◆ Record set:
=== Begin Enclosure ===

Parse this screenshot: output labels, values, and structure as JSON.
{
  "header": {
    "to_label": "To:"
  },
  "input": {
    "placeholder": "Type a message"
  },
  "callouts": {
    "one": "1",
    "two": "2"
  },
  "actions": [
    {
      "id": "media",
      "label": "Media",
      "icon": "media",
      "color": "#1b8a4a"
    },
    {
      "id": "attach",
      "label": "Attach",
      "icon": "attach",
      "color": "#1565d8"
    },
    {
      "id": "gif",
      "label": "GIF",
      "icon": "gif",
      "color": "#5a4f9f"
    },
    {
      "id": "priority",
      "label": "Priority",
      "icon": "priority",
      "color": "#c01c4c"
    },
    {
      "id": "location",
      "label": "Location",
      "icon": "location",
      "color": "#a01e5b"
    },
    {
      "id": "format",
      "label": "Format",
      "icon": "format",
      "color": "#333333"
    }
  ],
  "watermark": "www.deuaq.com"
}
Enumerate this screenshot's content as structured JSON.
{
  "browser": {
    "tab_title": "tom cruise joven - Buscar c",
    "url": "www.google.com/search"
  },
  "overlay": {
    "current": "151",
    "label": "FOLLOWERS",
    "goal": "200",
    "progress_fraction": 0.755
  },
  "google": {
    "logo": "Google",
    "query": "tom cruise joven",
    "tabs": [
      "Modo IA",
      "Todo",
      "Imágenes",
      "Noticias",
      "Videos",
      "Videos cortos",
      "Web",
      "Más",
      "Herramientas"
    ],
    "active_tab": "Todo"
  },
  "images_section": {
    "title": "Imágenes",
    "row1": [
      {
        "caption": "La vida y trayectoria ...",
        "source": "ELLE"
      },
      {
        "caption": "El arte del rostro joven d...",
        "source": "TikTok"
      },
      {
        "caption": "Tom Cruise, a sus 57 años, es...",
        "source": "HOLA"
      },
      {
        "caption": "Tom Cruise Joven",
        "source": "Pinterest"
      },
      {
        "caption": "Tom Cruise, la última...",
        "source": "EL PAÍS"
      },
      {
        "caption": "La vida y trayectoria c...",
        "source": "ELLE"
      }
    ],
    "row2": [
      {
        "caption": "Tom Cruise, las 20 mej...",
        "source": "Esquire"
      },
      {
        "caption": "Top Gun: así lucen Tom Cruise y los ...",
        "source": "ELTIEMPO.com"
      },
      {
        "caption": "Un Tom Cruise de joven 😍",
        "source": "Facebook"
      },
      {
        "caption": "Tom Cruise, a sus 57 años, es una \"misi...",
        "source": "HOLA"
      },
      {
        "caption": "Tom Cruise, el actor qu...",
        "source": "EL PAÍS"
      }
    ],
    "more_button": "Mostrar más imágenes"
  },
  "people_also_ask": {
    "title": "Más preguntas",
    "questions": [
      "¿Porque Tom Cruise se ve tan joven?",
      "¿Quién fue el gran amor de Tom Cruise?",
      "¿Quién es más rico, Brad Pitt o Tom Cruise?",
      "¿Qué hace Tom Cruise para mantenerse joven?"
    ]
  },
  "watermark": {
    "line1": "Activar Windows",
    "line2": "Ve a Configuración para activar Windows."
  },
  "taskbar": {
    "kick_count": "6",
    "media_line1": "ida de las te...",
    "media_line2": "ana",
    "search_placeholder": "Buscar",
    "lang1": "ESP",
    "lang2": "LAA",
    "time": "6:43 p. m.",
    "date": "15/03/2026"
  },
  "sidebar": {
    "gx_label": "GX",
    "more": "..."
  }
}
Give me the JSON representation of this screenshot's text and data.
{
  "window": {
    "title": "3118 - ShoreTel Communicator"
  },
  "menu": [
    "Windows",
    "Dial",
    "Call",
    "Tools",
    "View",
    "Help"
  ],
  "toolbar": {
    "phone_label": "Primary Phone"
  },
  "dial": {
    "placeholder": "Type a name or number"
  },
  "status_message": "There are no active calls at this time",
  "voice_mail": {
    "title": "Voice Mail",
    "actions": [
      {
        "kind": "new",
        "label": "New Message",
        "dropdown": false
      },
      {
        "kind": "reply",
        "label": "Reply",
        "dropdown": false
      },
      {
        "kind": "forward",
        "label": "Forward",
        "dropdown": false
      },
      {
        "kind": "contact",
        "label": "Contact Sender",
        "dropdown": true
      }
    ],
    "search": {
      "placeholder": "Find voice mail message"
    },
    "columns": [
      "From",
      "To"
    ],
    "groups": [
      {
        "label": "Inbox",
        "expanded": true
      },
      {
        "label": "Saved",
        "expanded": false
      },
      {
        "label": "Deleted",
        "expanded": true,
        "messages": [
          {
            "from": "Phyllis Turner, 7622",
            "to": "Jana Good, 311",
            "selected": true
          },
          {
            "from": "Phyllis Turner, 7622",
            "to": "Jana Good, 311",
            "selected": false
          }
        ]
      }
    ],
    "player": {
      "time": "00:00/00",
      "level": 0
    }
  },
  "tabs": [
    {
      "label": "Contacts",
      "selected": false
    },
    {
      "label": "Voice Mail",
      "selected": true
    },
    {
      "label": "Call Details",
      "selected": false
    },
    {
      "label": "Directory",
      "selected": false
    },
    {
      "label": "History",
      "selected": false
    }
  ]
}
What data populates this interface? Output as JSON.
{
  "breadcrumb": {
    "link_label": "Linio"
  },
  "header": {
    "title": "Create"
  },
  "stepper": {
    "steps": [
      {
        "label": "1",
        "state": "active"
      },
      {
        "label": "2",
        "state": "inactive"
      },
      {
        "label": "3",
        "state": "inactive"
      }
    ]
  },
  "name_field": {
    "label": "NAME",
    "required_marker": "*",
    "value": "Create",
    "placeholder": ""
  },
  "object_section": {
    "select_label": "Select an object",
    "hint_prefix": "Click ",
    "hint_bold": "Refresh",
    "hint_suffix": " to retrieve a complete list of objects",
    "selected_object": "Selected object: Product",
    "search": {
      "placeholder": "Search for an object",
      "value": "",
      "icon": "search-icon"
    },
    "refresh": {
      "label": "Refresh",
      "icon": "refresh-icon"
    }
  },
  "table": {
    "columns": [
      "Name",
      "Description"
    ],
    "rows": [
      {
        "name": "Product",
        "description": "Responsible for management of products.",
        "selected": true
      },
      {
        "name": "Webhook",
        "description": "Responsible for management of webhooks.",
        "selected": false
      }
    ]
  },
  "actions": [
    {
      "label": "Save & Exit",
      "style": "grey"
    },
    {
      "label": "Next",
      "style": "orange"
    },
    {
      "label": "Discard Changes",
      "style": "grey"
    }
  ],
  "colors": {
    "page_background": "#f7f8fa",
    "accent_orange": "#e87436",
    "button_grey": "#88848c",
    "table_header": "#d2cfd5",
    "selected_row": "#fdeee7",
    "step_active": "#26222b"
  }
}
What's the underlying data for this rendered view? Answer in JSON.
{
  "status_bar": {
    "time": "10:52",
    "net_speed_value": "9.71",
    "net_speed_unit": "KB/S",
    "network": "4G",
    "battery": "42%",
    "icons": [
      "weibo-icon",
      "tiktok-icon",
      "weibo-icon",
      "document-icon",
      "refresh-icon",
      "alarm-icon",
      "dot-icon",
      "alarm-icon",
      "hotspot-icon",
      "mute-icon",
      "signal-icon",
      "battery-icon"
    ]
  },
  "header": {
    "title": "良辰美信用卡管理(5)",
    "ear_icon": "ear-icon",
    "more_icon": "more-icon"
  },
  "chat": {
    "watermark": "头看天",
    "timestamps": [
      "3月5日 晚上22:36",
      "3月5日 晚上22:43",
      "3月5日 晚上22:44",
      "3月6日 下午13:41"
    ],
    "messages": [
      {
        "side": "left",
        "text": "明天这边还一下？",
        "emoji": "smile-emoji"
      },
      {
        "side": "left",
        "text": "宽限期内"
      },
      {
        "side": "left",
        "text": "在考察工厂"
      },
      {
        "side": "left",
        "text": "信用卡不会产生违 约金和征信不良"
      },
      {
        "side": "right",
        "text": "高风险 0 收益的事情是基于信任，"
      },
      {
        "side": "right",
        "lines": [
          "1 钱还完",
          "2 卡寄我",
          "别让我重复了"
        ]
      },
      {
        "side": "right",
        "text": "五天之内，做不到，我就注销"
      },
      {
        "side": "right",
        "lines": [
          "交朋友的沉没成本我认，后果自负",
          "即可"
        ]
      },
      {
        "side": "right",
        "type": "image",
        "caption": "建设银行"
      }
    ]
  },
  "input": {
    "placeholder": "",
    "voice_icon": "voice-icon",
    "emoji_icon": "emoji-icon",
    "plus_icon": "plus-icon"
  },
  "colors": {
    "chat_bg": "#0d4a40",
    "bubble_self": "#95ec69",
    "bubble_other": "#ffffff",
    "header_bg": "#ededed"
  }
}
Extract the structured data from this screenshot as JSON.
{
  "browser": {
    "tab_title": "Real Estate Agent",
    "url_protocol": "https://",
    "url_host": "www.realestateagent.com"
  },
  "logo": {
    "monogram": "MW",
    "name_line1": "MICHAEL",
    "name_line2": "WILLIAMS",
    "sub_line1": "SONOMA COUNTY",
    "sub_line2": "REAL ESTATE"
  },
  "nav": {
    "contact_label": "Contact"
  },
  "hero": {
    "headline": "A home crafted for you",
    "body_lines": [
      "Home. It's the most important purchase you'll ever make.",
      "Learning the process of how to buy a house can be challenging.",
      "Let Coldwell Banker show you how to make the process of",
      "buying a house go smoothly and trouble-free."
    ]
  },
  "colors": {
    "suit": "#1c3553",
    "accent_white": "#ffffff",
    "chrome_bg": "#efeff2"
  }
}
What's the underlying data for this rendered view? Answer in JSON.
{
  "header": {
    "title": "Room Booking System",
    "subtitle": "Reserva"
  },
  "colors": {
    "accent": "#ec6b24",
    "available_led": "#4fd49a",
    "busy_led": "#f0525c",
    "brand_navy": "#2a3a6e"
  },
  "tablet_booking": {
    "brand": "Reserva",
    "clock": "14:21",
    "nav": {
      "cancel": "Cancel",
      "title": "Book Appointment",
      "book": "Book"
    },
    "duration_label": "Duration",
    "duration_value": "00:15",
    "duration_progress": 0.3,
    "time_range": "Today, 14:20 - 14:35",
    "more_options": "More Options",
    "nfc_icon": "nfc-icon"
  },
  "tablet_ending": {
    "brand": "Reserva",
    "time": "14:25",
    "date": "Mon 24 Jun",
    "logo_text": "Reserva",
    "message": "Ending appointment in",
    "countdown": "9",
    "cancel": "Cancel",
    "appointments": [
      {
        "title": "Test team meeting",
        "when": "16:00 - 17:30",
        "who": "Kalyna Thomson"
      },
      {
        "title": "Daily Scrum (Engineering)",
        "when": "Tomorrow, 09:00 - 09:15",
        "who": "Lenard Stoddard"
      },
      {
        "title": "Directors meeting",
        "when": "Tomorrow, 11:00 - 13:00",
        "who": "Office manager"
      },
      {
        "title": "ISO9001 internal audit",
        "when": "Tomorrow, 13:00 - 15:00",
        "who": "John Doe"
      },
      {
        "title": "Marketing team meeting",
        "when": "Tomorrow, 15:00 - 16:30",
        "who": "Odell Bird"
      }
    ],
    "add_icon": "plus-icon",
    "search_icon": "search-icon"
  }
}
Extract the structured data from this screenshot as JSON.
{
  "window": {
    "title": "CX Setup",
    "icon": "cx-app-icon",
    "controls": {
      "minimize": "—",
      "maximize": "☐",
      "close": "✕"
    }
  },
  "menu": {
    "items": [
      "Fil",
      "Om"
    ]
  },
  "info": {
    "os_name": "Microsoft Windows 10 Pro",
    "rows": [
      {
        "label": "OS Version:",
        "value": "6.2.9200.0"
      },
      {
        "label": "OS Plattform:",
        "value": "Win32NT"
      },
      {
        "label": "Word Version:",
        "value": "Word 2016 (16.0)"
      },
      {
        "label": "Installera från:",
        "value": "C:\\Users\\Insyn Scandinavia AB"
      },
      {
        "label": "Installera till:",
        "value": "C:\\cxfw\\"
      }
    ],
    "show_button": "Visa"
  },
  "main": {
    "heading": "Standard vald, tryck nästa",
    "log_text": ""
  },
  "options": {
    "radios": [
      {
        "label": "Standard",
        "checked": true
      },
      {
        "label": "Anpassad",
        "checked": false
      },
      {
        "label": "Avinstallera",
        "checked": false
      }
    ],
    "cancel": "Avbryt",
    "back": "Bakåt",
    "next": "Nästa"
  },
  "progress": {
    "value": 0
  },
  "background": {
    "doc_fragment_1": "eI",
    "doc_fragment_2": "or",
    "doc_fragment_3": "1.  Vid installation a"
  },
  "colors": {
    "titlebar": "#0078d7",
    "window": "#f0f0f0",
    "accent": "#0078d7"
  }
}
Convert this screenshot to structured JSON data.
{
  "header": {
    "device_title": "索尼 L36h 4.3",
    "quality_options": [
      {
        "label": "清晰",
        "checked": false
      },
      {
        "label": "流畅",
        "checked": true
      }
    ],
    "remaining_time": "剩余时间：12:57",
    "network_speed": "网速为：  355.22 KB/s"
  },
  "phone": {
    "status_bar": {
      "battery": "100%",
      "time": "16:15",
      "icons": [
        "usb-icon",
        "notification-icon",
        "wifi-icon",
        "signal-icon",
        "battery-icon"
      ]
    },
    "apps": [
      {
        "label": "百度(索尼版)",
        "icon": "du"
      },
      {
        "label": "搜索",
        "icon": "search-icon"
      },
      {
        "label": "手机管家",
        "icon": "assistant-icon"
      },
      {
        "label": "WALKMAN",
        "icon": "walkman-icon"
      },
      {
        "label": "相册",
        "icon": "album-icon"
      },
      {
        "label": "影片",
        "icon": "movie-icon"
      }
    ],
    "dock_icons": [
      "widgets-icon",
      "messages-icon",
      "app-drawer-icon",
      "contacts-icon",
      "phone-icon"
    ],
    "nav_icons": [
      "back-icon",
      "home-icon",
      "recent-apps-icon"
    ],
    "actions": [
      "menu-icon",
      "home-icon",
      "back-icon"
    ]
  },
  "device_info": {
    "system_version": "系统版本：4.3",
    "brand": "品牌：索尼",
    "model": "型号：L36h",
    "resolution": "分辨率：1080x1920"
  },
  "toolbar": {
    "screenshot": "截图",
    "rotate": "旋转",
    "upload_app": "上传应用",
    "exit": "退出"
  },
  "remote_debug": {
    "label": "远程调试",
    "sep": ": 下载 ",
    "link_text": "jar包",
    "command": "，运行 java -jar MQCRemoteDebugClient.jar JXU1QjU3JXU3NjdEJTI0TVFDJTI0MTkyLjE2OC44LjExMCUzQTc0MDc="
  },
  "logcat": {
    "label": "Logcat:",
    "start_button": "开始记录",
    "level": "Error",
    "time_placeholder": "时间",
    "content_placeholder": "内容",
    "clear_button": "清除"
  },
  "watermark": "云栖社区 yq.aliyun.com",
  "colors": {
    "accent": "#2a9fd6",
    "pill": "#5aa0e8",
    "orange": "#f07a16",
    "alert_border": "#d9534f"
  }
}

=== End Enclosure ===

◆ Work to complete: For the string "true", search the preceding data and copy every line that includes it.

◆ Finished task:
        "dropdown": true
        "expanded": true
        "expanded": true,
            "selected": true
      "selected": true
        "selected": true
        "checked": true
        "checked": true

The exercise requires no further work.